[Element data from apps and pages]
....

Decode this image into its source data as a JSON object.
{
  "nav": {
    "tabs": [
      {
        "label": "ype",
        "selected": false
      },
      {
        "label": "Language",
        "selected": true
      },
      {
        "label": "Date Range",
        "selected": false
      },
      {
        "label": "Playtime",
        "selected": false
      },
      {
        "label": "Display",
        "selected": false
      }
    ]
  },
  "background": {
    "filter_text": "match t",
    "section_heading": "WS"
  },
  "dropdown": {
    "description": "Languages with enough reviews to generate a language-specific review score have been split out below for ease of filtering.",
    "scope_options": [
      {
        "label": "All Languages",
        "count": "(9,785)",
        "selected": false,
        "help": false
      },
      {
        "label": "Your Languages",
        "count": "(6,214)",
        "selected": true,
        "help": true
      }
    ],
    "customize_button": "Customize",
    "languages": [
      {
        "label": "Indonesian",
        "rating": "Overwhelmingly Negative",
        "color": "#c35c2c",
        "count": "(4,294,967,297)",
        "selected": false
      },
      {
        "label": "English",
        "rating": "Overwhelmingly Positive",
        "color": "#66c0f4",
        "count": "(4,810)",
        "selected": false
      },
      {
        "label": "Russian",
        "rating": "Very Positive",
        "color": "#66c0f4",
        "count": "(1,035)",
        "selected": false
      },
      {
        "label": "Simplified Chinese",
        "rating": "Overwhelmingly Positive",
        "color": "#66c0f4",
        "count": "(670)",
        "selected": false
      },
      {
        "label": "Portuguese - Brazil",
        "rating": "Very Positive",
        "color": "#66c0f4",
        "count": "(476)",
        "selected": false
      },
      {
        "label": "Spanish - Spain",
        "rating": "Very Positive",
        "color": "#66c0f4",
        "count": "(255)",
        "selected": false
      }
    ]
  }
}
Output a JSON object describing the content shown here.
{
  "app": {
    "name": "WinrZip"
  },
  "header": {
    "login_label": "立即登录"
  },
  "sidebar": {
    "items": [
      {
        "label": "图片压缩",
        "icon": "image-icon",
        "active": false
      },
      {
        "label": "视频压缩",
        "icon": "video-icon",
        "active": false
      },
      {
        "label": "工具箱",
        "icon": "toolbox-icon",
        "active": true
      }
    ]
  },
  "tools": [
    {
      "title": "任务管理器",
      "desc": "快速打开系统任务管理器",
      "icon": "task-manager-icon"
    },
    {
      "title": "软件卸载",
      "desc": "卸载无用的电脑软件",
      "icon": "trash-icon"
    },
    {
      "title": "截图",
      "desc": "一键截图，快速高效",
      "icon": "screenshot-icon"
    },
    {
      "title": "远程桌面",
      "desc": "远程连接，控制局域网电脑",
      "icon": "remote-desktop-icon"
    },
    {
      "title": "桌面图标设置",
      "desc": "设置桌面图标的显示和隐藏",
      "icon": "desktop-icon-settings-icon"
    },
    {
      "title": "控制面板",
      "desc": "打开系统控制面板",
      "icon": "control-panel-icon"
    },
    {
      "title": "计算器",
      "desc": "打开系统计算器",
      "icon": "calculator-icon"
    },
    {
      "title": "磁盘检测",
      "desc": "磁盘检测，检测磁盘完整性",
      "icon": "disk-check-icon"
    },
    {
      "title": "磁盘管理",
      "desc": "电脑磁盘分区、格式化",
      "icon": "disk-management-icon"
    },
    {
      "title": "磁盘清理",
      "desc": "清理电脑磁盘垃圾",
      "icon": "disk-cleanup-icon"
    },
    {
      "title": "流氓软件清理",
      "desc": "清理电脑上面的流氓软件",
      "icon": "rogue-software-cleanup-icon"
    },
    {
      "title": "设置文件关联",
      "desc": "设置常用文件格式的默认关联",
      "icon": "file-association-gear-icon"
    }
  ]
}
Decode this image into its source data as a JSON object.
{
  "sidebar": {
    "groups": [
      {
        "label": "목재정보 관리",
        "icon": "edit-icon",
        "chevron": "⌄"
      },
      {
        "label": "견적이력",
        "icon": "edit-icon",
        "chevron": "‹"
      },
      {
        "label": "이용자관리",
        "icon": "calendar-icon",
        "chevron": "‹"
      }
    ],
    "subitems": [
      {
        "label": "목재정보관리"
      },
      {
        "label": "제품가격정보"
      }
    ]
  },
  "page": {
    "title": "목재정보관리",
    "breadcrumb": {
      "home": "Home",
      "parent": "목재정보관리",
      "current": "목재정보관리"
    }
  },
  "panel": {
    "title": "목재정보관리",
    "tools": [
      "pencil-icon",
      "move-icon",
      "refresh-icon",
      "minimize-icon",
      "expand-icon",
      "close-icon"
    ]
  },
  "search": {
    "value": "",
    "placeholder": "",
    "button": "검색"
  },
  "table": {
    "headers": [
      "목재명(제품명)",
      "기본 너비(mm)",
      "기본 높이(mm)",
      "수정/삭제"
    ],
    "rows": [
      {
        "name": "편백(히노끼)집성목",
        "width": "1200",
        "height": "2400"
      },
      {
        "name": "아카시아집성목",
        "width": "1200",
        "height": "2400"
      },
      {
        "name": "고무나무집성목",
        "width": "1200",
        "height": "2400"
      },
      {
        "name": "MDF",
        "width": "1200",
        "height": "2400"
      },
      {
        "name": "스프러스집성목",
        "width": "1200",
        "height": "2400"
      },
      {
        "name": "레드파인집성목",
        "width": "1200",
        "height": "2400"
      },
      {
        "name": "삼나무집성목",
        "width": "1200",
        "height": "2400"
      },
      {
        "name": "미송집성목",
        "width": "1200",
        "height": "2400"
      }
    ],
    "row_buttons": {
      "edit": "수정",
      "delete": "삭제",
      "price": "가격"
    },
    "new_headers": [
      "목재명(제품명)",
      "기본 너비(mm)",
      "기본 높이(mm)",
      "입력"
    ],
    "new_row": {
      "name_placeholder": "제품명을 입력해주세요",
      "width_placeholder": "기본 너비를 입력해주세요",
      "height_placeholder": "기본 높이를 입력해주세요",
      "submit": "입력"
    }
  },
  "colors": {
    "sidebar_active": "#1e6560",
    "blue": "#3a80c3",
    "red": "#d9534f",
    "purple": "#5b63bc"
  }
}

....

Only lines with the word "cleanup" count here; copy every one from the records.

      "icon": "disk-cleanup-icon"
      "icon": "rogue-software-cleanup-icon"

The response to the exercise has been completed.